What are your hopes for your future and the future of UnTabooed? 

DK: UnTabooed recently received fiscal sponsorship! This is incredibly exciting because now we can accept tax deductible donations and apply for grants as a 501(c)3 certified nonprofit. Moving forward, this means that we can expand our partnerships in New York City to help more people. I hope that eventually UnTabooed will work in multiple cities around the USA.


What has been one of your biggest challenges since starting UnTabooed, and how did you overcome it? 

DK: One of my biggest challenge has been adapting UnTabooed’s main goal to truly help the clients we work with. UnTabooed aims to work with homeless women, but unfortunately women who are truly street homeless and may not have access to bathrooms and running water for extended periods of time, will not benefit from reusables. For this reason, UnTabooed specifically works with shelters that provide housing for their clients, or with low income women who use the shelter for a resource, but live elsewhere.




What has been your proudest moment since starting UnTabooed? 

DK: My proudest moment since starting UnTabooed was a few months ago when I was invited to attend a roundtable held by Council Member Julissa Ferreras. I was so honored to be sitting at this table of incredible women (the Council Member, the founders of Lola Tampons, and Lisa De Bode who wrote the article that inspired UnTabooed, just to name a few). Kiran Gandhi, a personal shero of mine who free bled while running the London Marathon, was also there.

However, my (close) second proudest moment, was after the meeting, when I introduced myself to Kiran, and she complimented me (and my Twitter account) by saying she was so impressed, and got many relevant updates from following me!


What are reusables? Do you have any advice for young girls interested in making the switch to reusables? 

DK: Reusables are feminine hygiene products that can be used more than one time.
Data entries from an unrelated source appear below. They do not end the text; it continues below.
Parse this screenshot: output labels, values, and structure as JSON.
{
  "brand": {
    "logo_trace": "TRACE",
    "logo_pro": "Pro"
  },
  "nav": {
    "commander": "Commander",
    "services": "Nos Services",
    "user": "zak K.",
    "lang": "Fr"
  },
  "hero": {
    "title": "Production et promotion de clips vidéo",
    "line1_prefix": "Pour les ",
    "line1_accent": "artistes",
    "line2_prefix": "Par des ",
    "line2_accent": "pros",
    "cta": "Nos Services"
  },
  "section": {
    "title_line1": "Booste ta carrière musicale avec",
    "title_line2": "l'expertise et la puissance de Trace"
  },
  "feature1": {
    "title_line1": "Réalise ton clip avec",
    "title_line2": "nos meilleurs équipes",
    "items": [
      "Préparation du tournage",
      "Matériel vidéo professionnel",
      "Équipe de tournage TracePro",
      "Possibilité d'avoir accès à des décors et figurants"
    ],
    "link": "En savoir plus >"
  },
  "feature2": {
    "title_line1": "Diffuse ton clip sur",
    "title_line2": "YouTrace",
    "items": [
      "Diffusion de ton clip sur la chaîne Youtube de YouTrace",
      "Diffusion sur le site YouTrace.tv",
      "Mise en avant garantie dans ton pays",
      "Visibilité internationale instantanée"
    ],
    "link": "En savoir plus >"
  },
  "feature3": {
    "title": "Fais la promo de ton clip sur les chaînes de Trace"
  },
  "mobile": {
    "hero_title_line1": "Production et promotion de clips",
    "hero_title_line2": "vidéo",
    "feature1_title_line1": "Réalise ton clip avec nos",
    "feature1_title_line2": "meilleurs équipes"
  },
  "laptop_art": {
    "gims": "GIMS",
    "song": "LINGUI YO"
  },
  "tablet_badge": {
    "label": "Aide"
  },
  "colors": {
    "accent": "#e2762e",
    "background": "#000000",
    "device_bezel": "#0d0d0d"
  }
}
The two types that UnTabooed works with are cloth pads and menstrual cups (there are also reusable tampons, and sea sponges). My best advice is learn about the products first. Whether you know someone who uses them who you can ask (feel free to reach out to me!), or are able to do some research on the internet, it is important to know a bit about how the products differ from disposables. Also knowledge is power, and the more you know about the products, the more empowered you will feel when you first use them.


What advice do you have for other women who want to start a non-profit around a passion they care about? 

DK: Make sure from the very beginning, even if you don’t have a team in place, to have a few people to bounce ideas off of. Use “pleasant persistence” to make connections (meaning make sure to follow up, and often that takes 2-3 tries before you get a response, but do so pleasantly). Try to form an advisory board of people, or a mentor, that you trust. I have been incredibly lucky to find a mentor, Tracy Puhl of GladRags, who has given me invaluable advice since UnTabooed’s second month. Finally, expect to be frustrated to tears at times; it means you’ve found your passion.